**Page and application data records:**
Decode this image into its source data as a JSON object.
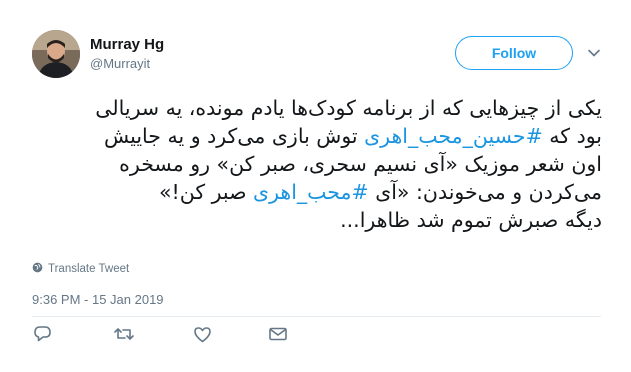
{
  "tweet": {
    "author": {
      "display_name": "Murray Hg",
      "handle": "@Murrayit"
    },
    "follow_label": "Follow",
    "text_lines": [
      [
        {
          "t": "یکی از چیزهایی که از برنامه کودک‌ها یادم مونده، یه سریالی"
        }
      ],
      [
        {
          "t": "بود که "
        },
        {
          "t": "#حسین_محب_اهری",
          "hashtag": true
        },
        {
          "t": " توش بازی می‌کرد و یه جاییش"
        }
      ],
      [
        {
          "t": "اون شعر موزیک «آی نسیم سحری، صبر کن» رو مسخره"
        }
      ],
      [
        {
          "t": "می‌کردن و می‌خوندن: «آی "
        },
        {
          "t": "#محب_اهری",
          "hashtag": true
        },
        {
          "t": " صبر کن!»"
        }
      ],
      [
        {
          "t": "دیگه صبرش تموم شد ظاهرا..."
        }
      ]
    ],
    "translate_label": "Translate Tweet",
    "timestamp": "9:36 PM - 15 Jan 2019"
  },
  "colors": {
    "accent": "#1da1f2",
    "hashtag": "#1b95e0",
    "muted": "#657786",
    "text": "#14171a",
    "divider": "#e6ecf0"
  },
  "icons": {
    "caret": "chevron-down-icon",
    "translate": "globe-icon",
    "reply": "reply-icon",
    "retweet": "retweet-icon",
    "like": "heart-icon",
    "message": "envelope-icon"
  }
}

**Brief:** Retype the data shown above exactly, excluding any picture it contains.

**Answer to this task:**
Decode this image into its source data as a JSON object.
{
  "tweet": {
    "author": {
      "display_name": "Murray Hg",
      "handle": "@Murrayit"
    },
    "follow_label": "Follow",
    "text_lines": [
      [
        {
          "t": "یکی از چیزهایی که از برنامه کودک‌ها یادم مونده، یه سریالی"
        }
      ],
      [
        {
          "t": "بود که "
        },
        {
          "t": "#حسین_محب_اهری",
          "hashtag": true
        },
        {
          "t": " توش بازی می‌کرد و یه جاییش"
        }
      ],
      [
        {
          "t": "اون شعر موزیک «آی نسیم سحری، صبر کن» رو مسخره"
        }
      ],
      [
        {
          "t": "می‌کردن و می‌خوندن: «آی "
        },
        {
          "t": "#محب_اهری",
          "hashtag": true
        },
        {
          "t": " صبر کن!»"
        }
      ],
      [
        {
          "t": "دیگه صبرش تموم شد ظاهرا..."
        }
      ]
    ],
    "translate_label": "Translate Tweet",
    "timestamp": "9:36 PM - 15 Jan 2019"
  },
  "colors": {
    "accent": "#1da1f2",
    "hashtag": "#1b95e0",
    "muted": "#657786",
    "text": "#14171a",
    "divider": "#e6ecf0"
  },
  "icons": {
    "caret": "chevron-down-icon",
    "translate": "globe-icon",
    "reply": "reply-icon",
    "retweet": "retweet-icon",
    "like": "heart-icon",
    "message": "envelope-icon"
  }
}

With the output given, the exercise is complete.